◆ **Exercise description**:
Across the entries below, tally every line that holds the word "chevron". Give only the tally.

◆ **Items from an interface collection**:

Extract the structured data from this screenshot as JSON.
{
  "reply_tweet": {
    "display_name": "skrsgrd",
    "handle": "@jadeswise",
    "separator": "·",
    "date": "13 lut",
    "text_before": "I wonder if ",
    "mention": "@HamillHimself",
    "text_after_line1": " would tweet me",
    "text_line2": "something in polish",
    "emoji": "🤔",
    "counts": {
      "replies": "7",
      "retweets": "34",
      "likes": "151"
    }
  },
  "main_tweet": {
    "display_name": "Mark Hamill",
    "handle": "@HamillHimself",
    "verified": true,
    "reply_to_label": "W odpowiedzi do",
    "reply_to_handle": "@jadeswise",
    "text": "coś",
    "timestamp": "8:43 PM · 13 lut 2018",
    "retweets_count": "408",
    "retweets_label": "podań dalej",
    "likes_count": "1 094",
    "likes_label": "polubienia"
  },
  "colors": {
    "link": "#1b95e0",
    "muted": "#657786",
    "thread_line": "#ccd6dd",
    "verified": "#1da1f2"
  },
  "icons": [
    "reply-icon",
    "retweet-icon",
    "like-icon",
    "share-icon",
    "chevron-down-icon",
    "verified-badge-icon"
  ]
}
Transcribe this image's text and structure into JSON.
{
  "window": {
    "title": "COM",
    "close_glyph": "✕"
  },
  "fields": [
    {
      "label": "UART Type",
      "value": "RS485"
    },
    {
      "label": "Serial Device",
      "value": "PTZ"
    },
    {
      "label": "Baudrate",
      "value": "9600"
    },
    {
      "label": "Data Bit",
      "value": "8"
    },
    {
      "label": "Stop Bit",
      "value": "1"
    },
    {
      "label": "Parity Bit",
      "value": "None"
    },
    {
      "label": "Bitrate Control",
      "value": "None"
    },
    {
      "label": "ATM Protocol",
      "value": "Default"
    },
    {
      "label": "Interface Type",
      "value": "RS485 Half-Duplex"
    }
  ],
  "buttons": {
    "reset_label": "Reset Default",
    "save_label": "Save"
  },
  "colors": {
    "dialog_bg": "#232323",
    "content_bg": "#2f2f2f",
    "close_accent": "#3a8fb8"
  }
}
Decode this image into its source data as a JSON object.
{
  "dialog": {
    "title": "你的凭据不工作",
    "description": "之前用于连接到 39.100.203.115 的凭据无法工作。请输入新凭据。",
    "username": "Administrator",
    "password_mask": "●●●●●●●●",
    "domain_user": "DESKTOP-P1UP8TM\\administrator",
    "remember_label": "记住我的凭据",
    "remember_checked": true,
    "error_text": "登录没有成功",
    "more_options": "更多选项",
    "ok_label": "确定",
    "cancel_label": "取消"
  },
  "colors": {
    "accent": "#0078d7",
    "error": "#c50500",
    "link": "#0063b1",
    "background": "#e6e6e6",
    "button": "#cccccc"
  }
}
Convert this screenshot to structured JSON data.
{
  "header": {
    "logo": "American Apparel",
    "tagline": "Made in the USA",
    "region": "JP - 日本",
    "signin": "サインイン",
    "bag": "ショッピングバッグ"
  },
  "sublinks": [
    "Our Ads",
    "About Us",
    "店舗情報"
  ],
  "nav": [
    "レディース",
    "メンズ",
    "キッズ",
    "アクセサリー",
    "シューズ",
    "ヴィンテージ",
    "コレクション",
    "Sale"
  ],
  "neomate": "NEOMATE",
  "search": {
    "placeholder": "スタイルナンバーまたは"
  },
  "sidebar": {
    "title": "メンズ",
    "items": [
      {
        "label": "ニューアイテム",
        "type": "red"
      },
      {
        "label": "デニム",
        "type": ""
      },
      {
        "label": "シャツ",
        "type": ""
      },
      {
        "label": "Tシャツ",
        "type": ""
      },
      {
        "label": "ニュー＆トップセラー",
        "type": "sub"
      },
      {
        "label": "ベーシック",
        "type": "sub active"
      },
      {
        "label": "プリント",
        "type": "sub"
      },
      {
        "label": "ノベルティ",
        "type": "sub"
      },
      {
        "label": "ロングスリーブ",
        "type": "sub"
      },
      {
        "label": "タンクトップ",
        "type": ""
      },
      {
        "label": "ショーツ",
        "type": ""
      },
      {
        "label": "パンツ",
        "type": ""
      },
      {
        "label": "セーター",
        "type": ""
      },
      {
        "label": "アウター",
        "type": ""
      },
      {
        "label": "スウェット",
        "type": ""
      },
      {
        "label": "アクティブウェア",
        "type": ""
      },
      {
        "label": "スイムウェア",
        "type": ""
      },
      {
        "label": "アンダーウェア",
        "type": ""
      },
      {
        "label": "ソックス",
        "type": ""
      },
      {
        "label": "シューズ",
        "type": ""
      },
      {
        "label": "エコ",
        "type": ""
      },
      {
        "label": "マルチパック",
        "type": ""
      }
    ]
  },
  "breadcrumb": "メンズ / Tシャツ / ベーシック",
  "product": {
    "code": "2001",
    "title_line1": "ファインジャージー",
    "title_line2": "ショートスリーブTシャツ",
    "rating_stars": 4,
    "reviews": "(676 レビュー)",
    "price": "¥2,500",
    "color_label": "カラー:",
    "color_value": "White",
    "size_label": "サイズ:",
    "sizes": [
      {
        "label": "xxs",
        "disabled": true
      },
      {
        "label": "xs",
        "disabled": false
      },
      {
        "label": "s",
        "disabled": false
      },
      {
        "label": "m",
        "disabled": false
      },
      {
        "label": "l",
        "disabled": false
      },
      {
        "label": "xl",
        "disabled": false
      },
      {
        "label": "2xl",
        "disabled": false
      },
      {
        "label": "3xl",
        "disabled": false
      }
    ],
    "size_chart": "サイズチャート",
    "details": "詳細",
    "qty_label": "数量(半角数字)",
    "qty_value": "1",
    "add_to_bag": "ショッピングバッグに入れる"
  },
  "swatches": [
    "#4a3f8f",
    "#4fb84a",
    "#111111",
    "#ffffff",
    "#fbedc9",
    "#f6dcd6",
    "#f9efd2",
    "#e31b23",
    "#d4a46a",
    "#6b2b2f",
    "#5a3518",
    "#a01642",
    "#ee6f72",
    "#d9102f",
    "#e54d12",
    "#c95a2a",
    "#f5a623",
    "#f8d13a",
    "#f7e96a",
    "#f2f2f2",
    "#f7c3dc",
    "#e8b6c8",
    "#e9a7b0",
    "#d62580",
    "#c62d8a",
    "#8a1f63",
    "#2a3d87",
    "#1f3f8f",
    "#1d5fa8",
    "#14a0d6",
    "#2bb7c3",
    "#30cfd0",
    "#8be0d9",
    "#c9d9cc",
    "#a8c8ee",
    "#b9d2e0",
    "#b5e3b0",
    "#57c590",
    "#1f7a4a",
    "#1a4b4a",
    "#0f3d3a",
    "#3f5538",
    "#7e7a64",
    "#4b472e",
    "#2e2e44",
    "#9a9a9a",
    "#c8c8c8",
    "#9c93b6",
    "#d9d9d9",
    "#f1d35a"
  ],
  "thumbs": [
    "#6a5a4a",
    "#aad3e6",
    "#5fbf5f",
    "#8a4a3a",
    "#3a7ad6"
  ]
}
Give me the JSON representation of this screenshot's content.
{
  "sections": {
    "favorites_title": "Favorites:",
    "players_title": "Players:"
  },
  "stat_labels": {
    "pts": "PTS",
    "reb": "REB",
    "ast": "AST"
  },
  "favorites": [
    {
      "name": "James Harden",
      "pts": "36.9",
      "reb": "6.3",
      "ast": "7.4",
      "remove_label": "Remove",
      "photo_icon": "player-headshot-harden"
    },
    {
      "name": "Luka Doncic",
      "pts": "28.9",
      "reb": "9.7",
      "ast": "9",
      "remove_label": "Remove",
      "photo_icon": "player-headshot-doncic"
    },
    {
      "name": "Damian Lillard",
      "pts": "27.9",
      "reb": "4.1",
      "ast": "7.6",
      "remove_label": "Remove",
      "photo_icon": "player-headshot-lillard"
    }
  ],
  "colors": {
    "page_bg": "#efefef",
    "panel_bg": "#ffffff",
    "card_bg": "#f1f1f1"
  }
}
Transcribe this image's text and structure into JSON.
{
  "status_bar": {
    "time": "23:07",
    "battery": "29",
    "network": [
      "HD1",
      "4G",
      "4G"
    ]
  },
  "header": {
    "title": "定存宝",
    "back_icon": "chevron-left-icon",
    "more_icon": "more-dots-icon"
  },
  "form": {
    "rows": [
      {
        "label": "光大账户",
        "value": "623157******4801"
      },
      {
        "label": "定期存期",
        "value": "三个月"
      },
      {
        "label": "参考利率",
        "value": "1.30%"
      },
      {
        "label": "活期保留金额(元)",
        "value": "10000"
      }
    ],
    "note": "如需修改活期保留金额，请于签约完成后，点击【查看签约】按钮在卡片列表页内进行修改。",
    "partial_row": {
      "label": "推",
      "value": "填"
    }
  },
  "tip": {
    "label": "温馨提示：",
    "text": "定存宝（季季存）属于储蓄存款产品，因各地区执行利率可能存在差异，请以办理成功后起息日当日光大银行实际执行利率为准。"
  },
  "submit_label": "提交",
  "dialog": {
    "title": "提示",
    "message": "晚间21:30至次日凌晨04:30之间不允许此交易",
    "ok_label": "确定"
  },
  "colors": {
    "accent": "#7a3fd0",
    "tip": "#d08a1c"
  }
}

◆ **Task solution**:
2